Resources to Support Native Children
May 20, 2020 - We recognize that tribal and Indigenous people are known to be some of the most resilient people in the world. But, sometimes, even the most resilient can feel overwhelmed by life circumstances.
COVID-19 has brought us a deep life challenges that no one expected. May is national Mental Health Awareness Month, and we wanted to share some tribal resources to help support Native children and teenagers who may be anxious or scared about COVID-19.
All children are sensitive to stress in their family and react to changes in their normal routine. Young children may ask why people are wearing masks. Native pre-teens or teenagers may be scared, but “talking” about their fear may not be their preferred way to lessen their anxiety. Some changes in their behavior may be normal reactions to abnormal times.
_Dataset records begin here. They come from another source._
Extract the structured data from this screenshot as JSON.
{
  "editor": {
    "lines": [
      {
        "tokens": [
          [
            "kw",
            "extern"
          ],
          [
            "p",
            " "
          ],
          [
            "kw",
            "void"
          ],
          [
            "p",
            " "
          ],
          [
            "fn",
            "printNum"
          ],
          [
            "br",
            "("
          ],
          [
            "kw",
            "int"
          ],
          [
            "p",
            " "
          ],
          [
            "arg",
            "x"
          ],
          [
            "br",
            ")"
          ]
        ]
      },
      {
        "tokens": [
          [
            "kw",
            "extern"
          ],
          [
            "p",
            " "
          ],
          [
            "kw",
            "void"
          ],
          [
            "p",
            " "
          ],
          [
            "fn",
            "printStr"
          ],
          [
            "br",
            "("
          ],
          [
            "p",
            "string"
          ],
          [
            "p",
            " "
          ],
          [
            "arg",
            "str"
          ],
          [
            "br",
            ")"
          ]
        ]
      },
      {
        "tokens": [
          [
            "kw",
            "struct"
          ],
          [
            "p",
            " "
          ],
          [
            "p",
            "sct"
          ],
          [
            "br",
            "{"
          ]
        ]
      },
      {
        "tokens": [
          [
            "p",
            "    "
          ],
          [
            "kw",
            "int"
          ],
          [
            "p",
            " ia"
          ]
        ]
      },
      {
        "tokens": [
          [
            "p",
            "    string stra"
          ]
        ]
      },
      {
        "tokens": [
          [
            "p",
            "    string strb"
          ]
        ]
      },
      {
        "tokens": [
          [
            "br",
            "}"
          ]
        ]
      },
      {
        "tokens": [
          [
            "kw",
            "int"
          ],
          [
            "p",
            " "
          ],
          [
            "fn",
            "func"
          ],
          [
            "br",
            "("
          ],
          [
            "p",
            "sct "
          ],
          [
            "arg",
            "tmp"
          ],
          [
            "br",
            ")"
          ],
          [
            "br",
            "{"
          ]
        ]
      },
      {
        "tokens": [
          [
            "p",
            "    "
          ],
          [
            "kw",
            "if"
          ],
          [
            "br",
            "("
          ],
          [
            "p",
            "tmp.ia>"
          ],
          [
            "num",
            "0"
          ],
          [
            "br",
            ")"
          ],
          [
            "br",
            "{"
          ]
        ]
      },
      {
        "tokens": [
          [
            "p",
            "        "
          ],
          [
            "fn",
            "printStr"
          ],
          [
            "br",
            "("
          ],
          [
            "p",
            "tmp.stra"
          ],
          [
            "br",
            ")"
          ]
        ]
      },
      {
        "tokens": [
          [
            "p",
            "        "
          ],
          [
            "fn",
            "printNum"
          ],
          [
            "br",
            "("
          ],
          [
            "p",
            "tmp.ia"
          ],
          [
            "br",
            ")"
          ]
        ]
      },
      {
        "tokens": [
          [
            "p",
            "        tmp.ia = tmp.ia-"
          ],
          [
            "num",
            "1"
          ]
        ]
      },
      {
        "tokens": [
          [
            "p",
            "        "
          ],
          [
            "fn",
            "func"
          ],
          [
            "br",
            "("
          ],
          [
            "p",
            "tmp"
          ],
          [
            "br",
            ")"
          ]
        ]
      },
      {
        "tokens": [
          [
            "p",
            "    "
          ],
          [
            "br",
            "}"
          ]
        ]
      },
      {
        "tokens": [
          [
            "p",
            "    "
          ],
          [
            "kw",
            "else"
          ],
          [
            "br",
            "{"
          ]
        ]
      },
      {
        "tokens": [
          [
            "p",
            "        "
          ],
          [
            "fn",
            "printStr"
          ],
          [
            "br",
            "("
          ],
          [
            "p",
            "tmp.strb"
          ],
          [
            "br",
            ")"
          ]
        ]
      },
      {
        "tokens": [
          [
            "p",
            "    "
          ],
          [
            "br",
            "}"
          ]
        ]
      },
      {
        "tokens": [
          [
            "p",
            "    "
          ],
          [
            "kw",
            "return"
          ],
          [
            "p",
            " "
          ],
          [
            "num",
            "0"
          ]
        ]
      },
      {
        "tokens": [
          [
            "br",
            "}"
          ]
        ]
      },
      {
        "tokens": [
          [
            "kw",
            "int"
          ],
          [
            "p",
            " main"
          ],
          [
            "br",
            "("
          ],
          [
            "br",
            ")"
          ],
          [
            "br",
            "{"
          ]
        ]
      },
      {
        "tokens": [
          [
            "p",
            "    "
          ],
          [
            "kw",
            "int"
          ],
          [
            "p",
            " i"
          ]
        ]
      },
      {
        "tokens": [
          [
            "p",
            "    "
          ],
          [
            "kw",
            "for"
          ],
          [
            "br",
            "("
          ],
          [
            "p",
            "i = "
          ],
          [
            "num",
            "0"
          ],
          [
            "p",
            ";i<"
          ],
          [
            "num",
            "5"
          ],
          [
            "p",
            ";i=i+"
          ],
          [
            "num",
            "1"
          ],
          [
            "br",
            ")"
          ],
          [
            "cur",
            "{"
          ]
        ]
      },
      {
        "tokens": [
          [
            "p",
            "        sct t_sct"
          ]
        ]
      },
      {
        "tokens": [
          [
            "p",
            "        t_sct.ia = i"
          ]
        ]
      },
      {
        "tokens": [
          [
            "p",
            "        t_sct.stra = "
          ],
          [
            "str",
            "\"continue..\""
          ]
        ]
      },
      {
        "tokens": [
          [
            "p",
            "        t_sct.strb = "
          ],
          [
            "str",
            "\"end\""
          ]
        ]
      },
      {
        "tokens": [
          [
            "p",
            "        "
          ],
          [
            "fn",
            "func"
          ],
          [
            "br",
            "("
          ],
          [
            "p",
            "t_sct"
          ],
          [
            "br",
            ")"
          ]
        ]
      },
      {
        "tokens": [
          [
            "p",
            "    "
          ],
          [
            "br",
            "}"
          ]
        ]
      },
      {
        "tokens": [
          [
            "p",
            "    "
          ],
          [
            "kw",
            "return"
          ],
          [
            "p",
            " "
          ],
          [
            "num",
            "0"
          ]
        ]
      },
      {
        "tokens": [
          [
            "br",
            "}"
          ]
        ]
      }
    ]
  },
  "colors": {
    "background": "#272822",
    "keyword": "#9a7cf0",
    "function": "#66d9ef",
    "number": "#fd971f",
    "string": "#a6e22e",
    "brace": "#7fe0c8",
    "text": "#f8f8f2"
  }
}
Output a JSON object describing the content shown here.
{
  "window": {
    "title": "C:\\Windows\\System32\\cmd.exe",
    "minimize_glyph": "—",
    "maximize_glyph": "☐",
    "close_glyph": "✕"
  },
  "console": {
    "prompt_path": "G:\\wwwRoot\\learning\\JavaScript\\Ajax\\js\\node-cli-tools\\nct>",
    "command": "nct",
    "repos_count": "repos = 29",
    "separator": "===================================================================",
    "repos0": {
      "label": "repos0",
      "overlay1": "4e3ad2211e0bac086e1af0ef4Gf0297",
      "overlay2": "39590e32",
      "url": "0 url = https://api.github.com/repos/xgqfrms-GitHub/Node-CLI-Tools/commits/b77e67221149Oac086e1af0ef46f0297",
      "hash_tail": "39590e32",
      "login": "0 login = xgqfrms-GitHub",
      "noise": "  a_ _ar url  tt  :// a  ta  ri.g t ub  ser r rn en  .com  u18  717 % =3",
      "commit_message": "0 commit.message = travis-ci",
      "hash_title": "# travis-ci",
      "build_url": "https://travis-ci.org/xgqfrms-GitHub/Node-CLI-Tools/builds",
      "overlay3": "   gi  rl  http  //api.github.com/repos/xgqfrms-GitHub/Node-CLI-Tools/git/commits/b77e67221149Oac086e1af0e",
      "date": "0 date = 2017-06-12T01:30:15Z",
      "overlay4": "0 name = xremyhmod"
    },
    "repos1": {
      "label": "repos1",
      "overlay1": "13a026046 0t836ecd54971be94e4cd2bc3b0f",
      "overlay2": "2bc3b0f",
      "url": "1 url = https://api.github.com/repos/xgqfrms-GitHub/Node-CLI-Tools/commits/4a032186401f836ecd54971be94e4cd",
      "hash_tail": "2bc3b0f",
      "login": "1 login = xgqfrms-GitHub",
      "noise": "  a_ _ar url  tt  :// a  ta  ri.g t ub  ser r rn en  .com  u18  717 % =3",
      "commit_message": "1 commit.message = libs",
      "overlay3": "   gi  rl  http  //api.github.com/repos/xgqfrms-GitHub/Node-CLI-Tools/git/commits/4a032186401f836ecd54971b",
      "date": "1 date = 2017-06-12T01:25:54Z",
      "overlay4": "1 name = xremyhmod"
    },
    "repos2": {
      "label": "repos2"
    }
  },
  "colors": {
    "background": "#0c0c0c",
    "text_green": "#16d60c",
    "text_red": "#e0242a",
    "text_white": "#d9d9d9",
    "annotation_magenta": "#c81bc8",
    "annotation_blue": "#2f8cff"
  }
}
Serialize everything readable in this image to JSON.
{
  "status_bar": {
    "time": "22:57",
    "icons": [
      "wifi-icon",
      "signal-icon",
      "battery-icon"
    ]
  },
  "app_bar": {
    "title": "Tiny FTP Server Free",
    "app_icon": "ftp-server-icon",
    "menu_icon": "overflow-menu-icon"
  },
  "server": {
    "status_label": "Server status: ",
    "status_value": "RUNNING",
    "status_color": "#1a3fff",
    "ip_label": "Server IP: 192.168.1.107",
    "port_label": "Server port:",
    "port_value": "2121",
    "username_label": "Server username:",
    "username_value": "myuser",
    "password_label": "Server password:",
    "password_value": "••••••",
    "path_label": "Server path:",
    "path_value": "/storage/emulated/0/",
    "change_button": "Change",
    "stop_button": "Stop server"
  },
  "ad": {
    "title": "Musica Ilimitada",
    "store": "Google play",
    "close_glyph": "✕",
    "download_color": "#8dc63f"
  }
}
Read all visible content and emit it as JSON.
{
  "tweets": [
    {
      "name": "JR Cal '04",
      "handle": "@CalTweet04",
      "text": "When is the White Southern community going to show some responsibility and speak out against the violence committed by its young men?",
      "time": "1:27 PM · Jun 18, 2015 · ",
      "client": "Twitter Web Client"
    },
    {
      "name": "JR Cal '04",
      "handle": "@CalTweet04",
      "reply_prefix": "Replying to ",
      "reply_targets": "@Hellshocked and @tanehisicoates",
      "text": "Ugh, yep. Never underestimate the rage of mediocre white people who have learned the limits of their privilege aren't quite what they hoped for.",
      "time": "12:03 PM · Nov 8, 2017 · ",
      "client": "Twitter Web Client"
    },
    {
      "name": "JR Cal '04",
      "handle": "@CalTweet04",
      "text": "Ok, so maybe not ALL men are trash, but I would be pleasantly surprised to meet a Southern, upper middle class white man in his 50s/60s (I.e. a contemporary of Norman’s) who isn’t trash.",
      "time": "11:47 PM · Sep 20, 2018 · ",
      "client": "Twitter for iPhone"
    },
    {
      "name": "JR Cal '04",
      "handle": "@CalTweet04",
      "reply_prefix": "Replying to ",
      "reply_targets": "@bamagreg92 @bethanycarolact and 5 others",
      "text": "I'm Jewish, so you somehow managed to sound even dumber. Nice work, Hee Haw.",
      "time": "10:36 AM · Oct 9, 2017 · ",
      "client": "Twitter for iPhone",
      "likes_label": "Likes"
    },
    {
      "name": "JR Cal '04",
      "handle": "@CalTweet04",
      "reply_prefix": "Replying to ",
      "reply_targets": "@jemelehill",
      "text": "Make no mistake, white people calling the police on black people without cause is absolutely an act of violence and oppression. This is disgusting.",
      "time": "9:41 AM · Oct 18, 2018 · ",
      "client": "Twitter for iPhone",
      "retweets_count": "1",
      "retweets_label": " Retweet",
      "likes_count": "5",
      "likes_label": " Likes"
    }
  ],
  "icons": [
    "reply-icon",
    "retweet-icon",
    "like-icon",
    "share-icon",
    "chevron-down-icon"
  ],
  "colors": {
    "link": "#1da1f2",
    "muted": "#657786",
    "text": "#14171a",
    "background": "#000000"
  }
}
Other changes, in words or behavior, may give you hints that they struggling to make sense of things and need your help.
We also recognize that many Native children and teens have already suffered losses in their lives, and COVID-19 could shake their fear of losing someone again. Give them facts about the COVID-19 status in your community and explain how your family is staying safe. Let young people know how valued they are and reach out for a hug or touch. They will long remember your words and compassion during this unsettling time.
Here are three resources:
- Talking to Your Kids About COVID-19 was developed by the Urban Indian Health Institute (a division of the Seattle Indian Health Board) with drawings by a young Native artist.
- Talking with Children About Coronavirus was developed by the Urban Indian Health Institute for use by tribal families.
- Managing Fears and Anxiety around the Coronavirus (COVID-19) was developed by the Harvard University Health Services and provides helpful insight into common reactions and tips on ways to manage and cope.
The New England MHTTC is here to help. We have many tribal resources for times of hope or distress. All our services are available at no cost to your community. Let us know what may be helpful to you and your community. In the meantime, know that we care and are here for you.
Photo credit: Photo provided courtesy of the Herring Pond Wampanoag Tribe